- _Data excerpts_
● ● ● ●

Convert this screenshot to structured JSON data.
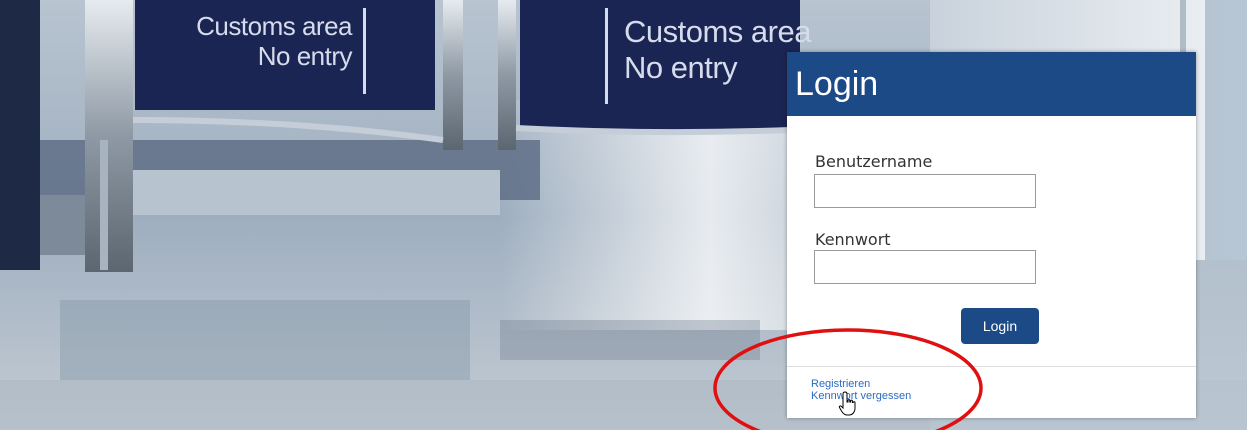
{
  "background": {
    "signs": [
      {
        "line1": "Customs area",
        "line2": "No entry"
      },
      {
        "line1": "Customs area",
        "line2": "No entry"
      }
    ]
  },
  "login": {
    "title": "Login",
    "username_label": "Benutzername",
    "username_value": "",
    "password_label": "Kennwort",
    "password_value": "",
    "submit_label": "Login",
    "links": {
      "register": "Registrieren",
      "forgot_password": "Kennwort vergessen"
    }
  },
  "colors": {
    "brand": "#1c4a86",
    "link": "#2a6bc4",
    "annotation": "#e01010"
  },
  "icons": {
    "cursor": "hand-pointer-icon"
  }
}
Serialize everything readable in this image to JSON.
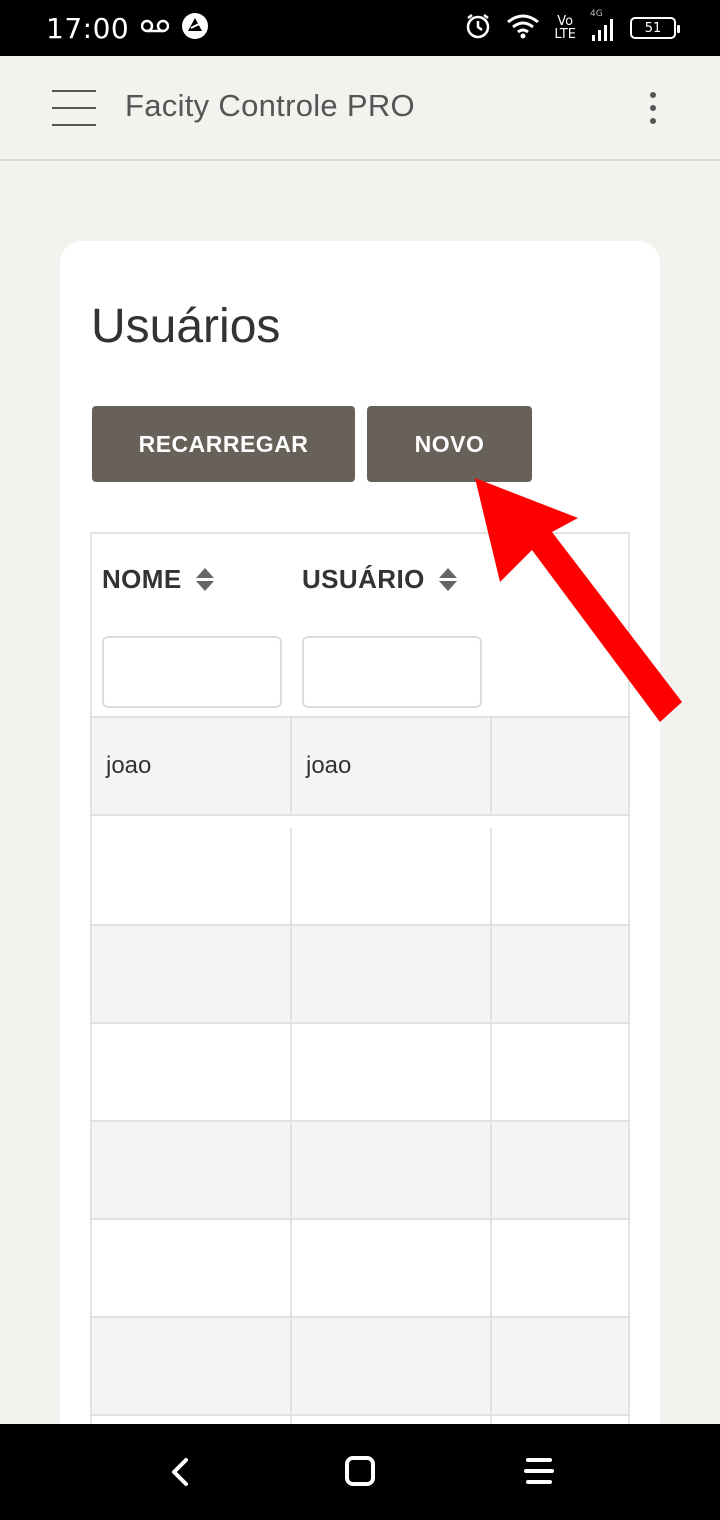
{
  "status_bar": {
    "time": "17:00",
    "network_top": "Vo",
    "network_bottom": "LTE",
    "network_gen": "4G",
    "battery": "51"
  },
  "app_bar": {
    "title": "Facity Controle PRO",
    "menu_icon": "hamburger-icon",
    "overflow_icon": "more-vert-icon"
  },
  "page": {
    "title": "Usuários",
    "buttons": {
      "reload": "RECARREGAR",
      "new": "NOVO"
    },
    "table": {
      "columns": [
        "NOME",
        "USUÁRIO"
      ],
      "rows": [
        [
          "joao",
          "joao",
          ""
        ],
        [
          "",
          "",
          ""
        ],
        [
          "",
          "",
          ""
        ],
        [
          "",
          "",
          ""
        ],
        [
          "",
          "",
          ""
        ],
        [
          "",
          "",
          ""
        ],
        [
          "",
          "",
          ""
        ],
        [
          "",
          "",
          ""
        ]
      ]
    }
  },
  "annotation": {
    "arrow_color": "#ff0000",
    "points_to": "NOVO"
  },
  "colors": {
    "button_bg": "#676159",
    "page_bg": "#f3f2ef"
  }
}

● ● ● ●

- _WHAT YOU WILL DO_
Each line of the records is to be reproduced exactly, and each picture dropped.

- _RESPONSE TO THIS TASK_
Convert this screenshot to structured JSON data.
{
  "background": {
    "signs": [
      {
        "line1": "Customs area",
        "line2": "No entry"
      },
      {
        "line1": "Customs area",
        "line2": "No entry"
      }
    ]
  },
  "login": {
    "title": "Login",
    "username_label": "Benutzername",
    "username_value": "",
    "password_label": "Kennwort",
    "password_value": "",
    "submit_label": "Login",
    "links": {
      "register": "Registrieren",
      "forgot_password": "Kennwort vergessen"
    }
  },
  "colors": {
    "brand": "#1c4a86",
    "link": "#2a6bc4",
    "annotation": "#e01010"
  },
  "icons": {
    "cursor": "hand-pointer-icon"
  }
}
Serialize everything readable in this image to JSON.
{
  "status_bar": {
    "time": "17:00",
    "network_top": "Vo",
    "network_bottom": "LTE",
    "network_gen": "4G",
    "battery": "51"
  },
  "app_bar": {
    "title": "Facity Controle PRO",
    "menu_icon": "hamburger-icon",
    "overflow_icon": "more-vert-icon"
  },
  "page": {
    "title": "Usuários",
    "buttons": {
      "reload": "RECARREGAR",
      "new": "NOVO"
    },
    "table": {
      "columns": [
        "NOME",
        "USUÁRIO"
      ],
      "rows": [
        [
          "joao",
          "joao",
          ""
        ],
        [
          "",
          "",
          ""
        ],
        [
          "",
          "",
          ""
        ],
        [
          "",
          "",
          ""
        ],
        [
          "",
          "",
          ""
        ],
        [
          "",
          "",
          ""
        ],
        [
          "",
          "",
          ""
        ],
        [
          "",
          "",
          ""
        ]
      ]
    }
  },
  "annotation": {
    "arrow_color": "#ff0000",
    "points_to": "NOVO"
  },
  "colors": {
    "button_bg": "#676159",
    "page_bg": "#f3f2ef"
  }
}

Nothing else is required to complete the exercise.